What to work on —
Lines below that include the word "name" should each be copied.

Excerpts from an interface dataset —
BEGIN
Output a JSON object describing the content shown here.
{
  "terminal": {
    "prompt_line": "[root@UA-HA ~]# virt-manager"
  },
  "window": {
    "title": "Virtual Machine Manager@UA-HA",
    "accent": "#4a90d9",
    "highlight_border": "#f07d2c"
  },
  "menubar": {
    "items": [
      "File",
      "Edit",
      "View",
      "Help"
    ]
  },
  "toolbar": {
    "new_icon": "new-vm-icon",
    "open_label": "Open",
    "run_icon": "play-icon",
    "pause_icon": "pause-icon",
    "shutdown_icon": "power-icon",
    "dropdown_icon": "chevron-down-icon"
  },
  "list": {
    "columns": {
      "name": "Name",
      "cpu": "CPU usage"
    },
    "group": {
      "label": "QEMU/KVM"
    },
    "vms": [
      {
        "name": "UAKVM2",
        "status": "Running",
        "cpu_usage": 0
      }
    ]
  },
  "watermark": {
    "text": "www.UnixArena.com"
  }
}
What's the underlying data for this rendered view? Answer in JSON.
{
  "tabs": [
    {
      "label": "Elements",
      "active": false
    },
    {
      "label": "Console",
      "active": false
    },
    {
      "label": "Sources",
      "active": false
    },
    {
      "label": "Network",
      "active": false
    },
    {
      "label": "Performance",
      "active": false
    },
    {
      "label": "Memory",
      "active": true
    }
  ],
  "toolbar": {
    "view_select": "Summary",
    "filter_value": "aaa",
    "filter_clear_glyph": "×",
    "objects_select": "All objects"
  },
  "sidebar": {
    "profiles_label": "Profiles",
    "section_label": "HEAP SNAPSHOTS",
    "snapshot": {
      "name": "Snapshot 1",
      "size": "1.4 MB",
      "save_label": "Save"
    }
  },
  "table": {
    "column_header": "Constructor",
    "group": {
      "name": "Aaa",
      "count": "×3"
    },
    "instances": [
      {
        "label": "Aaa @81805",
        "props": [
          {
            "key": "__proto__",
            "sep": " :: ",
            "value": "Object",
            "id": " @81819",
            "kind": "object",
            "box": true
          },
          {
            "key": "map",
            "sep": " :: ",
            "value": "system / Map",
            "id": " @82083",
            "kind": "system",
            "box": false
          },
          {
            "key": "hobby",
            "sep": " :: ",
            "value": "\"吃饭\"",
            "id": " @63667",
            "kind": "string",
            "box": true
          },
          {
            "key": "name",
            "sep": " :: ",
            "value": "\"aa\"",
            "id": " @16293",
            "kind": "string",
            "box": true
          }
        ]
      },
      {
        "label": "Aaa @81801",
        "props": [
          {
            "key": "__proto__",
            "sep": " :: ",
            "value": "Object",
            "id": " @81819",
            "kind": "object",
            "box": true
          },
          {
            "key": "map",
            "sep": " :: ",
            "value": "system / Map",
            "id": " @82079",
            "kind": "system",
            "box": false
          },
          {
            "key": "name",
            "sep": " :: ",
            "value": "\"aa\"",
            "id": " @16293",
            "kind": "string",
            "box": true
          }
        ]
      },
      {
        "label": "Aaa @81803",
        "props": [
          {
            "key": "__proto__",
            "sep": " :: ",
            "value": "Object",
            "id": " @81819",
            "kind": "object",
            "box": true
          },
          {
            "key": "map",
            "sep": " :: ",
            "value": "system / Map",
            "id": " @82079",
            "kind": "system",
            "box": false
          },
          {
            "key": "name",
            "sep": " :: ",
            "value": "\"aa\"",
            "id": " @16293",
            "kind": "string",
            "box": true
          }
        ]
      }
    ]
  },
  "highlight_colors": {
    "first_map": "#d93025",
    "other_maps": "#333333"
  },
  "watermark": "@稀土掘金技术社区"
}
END
Solution —
      "name": "Name",
        "name": "UAKVM2",
      "name": "Snapshot 1",
      "name": "Aaa",
            "key": "name",
            "key": "name",
            "key": "name",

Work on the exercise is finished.